Unfortunately, the data, which the Labor Department will release on Friday, is unlikely to provide a clear guide.
A slew of measurement issues and data quirks will make it hard to assess exactly how the latest coronavirus wave has affected workers and businesses, or to gauge the underlying health of the labor market.
“It’s going to be a mess,” said Skanda Amarnath, executive director of Employ America, a research group.
on Twitter and in conversations with reporters that a weak January jobs number would not necessarily be a sign of a sustained slowdown.
Economists generally agree. Coronavirus cases have already begun to fall in most of the country, and there is little evidence so far that the latest wave caused lasting economic damage. Layoffs have not spiked, as they did earlier in the pandemic, and employers continue to post job openings.
“You could have the possibility of a payroll number that looks really truly horrendous, but you’re pulling on a rubber band,” said Nick Bunker, director of economic research for the job site Indeed. “Things could bounce back really quickly.”

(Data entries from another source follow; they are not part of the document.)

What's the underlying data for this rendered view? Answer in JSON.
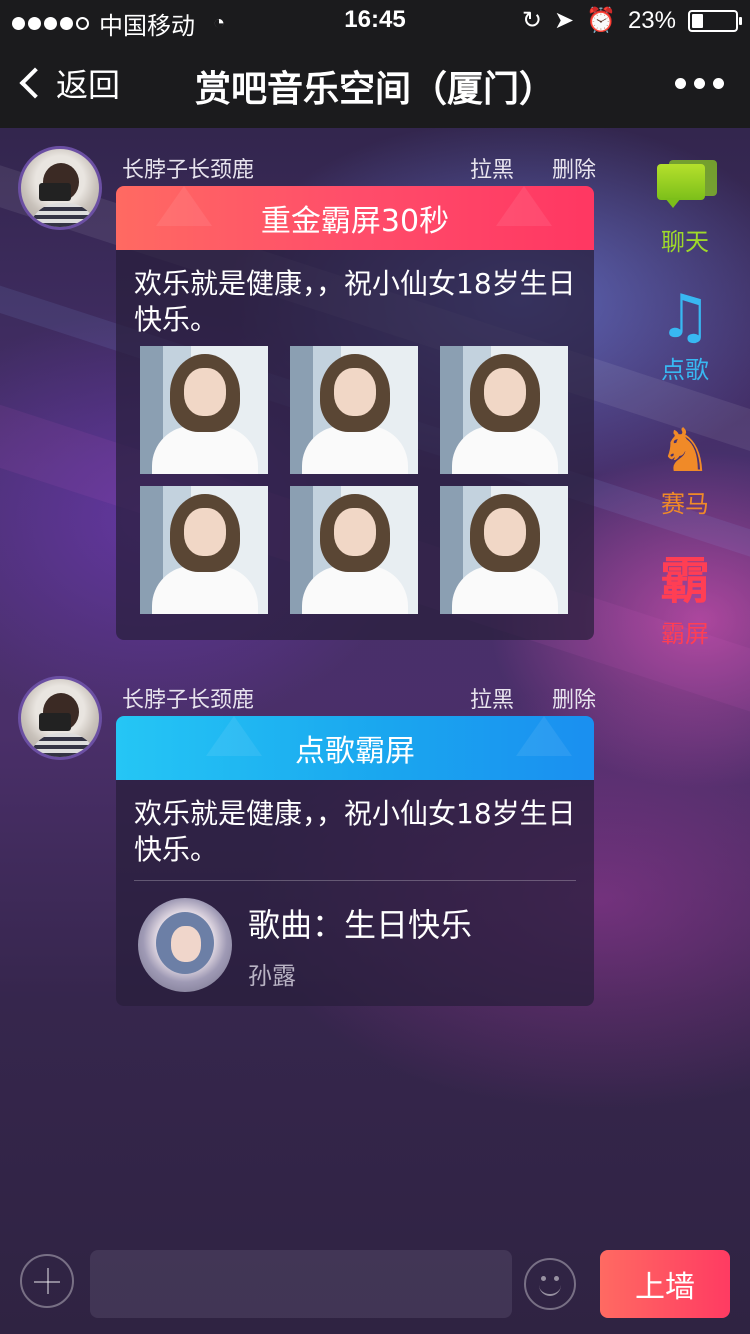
{
  "status_bar": {
    "carrier": "中国移动",
    "time": "16:45",
    "battery": "23%",
    "battery_level": 0.23,
    "signal_bars_filled": 4,
    "signal_bars_total": 5
  },
  "nav": {
    "back_label": "返回",
    "title": "赏吧音乐空间（厦门）"
  },
  "messages": [
    {
      "user": "长脖子长颈鹿",
      "block_label": "拉黑",
      "delete_label": "删除",
      "card_title": "重金霸屏30秒",
      "text": "欢乐就是健康，，祝小仙女18岁生日快乐。",
      "photo_count": 6
    },
    {
      "user": "长脖子长颈鹿",
      "block_label": "拉黑",
      "delete_label": "删除",
      "card_title": "点歌霸屏",
      "text": "欢乐就是健康，，祝小仙女18岁生日快乐。",
      "song_title": "歌曲：生日快乐",
      "song_artist": "孙露"
    }
  ],
  "side_menu": [
    {
      "label": "聊天",
      "icon": "chat-bubbles-icon",
      "color": "#9fd92a"
    },
    {
      "label": "点歌",
      "icon": "music-note-icon",
      "color": "#38b8f2"
    },
    {
      "label": "赛马",
      "icon": "horse-icon",
      "color": "#f08a28"
    },
    {
      "label": "霸屏",
      "icon": "ba-character-icon",
      "color": "#ff3e54"
    }
  ],
  "bottom_bar": {
    "input_value": "",
    "send_label": "上墙"
  },
  "colors": {
    "red_gradient_start": "#ff6a62",
    "red_gradient_end": "#ff3762",
    "blue_gradient_start": "#25c6f5",
    "blue_gradient_end": "#1a8ff0"
  }
}
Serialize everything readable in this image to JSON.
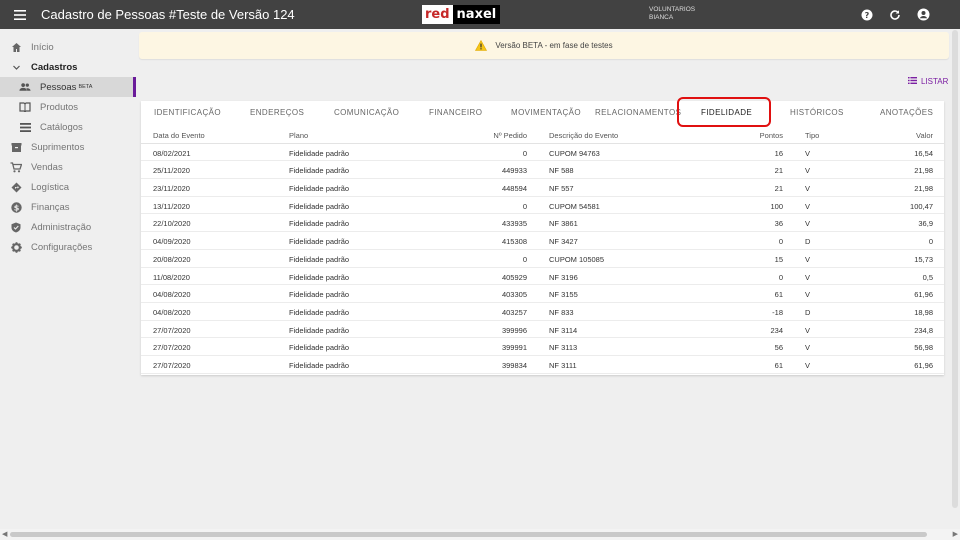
{
  "header": {
    "menu_icon": "menu-icon",
    "title": "Cadastro de Pessoas #Teste de Versão 124",
    "logo_red": "red",
    "logo_naxel": "naxel",
    "user_line1": "VOLUNTARIOS",
    "user_line2": "BIANCA",
    "icons": [
      "help-icon",
      "refresh-icon",
      "account-icon"
    ]
  },
  "sidebar": {
    "items": [
      {
        "label": "Início",
        "icon": "home-icon"
      },
      {
        "label": "Cadastros",
        "icon": "chevron-down-icon"
      },
      {
        "label": "Pessoas",
        "sup": "BETA",
        "icon": "people-icon"
      },
      {
        "label": "Produtos",
        "icon": "book-icon"
      },
      {
        "label": "Catálogos",
        "icon": "list-icon"
      },
      {
        "label": "Suprimentos",
        "icon": "box-icon"
      },
      {
        "label": "Vendas",
        "icon": "cart-icon"
      },
      {
        "label": "Logística",
        "icon": "route-icon"
      },
      {
        "label": "Finanças",
        "icon": "dollar-icon"
      },
      {
        "label": "Administração",
        "icon": "shield-icon"
      },
      {
        "label": "Configurações",
        "icon": "gear-icon"
      }
    ]
  },
  "banner": {
    "text": "Versão BETA - em fase de testes",
    "icon": "warning-icon"
  },
  "listar": {
    "label": "LISTAR",
    "icon": "list-icon"
  },
  "tabs": [
    "IDENTIFICAÇÃO",
    "ENDEREÇOS",
    "COMUNICAÇÃO",
    "FINANCEIRO",
    "MOVIMENTAÇÃO",
    "RELACIONAMENTOS",
    "FIDELIDADE",
    "HISTÓRICOS",
    "ANOTAÇÕES"
  ],
  "active_tab": "FIDELIDADE",
  "table": {
    "headers": {
      "data": "Data do Evento",
      "plano": "Plano",
      "pedido": "Nº Pedido",
      "desc": "Descrição do Evento",
      "pontos": "Pontos",
      "tipo": "Tipo",
      "valor": "Valor"
    },
    "rows": [
      {
        "data": "08/02/2021",
        "plano": "Fidelidade padrão",
        "pedido": "0",
        "desc": "CUPOM 94763",
        "pontos": "16",
        "tipo": "V",
        "valor": "16,54"
      },
      {
        "data": "25/11/2020",
        "plano": "Fidelidade padrão",
        "pedido": "449933",
        "desc": "NF 588",
        "pontos": "21",
        "tipo": "V",
        "valor": "21,98"
      },
      {
        "data": "23/11/2020",
        "plano": "Fidelidade padrão",
        "pedido": "448594",
        "desc": "NF 557",
        "pontos": "21",
        "tipo": "V",
        "valor": "21,98"
      },
      {
        "data": "13/11/2020",
        "plano": "Fidelidade padrão",
        "pedido": "0",
        "desc": "CUPOM 54581",
        "pontos": "100",
        "tipo": "V",
        "valor": "100,47"
      },
      {
        "data": "22/10/2020",
        "plano": "Fidelidade padrão",
        "pedido": "433935",
        "desc": "NF 3861",
        "pontos": "36",
        "tipo": "V",
        "valor": "36,9"
      },
      {
        "data": "04/09/2020",
        "plano": "Fidelidade padrão",
        "pedido": "415308",
        "desc": "NF 3427",
        "pontos": "0",
        "tipo": "D",
        "valor": "0"
      },
      {
        "data": "20/08/2020",
        "plano": "Fidelidade padrão",
        "pedido": "0",
        "desc": "CUPOM 105085",
        "pontos": "15",
        "tipo": "V",
        "valor": "15,73"
      },
      {
        "data": "11/08/2020",
        "plano": "Fidelidade padrão",
        "pedido": "405929",
        "desc": "NF 3196",
        "pontos": "0",
        "tipo": "V",
        "valor": "0,5"
      },
      {
        "data": "04/08/2020",
        "plano": "Fidelidade padrão",
        "pedido": "403305",
        "desc": "NF 3155",
        "pontos": "61",
        "tipo": "V",
        "valor": "61,96"
      },
      {
        "data": "04/08/2020",
        "plano": "Fidelidade padrão",
        "pedido": "403257",
        "desc": "NF 833",
        "pontos": "-18",
        "tipo": "D",
        "valor": "18,98"
      },
      {
        "data": "27/07/2020",
        "plano": "Fidelidade padrão",
        "pedido": "399996",
        "desc": "NF 3114",
        "pontos": "234",
        "tipo": "V",
        "valor": "234,8"
      },
      {
        "data": "27/07/2020",
        "plano": "Fidelidade padrão",
        "pedido": "399991",
        "desc": "NF 3113",
        "pontos": "56",
        "tipo": "V",
        "valor": "56,98"
      },
      {
        "data": "27/07/2020",
        "plano": "Fidelidade padrão",
        "pedido": "399834",
        "desc": "NF 3111",
        "pontos": "61",
        "tipo": "V",
        "valor": "61,96"
      }
    ]
  },
  "colors": {
    "topbar": "#424242",
    "accent": "#6a1b9a",
    "highlight": "#e01010",
    "banner": "#fdf6e3"
  }
}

loss of purchasing power over time, meaning your dollar will not go as far tomorrow as it did today. It is typically expressed as the annual change in prices for everyday goods and services such as food, furniture, apparel, transportation and toys.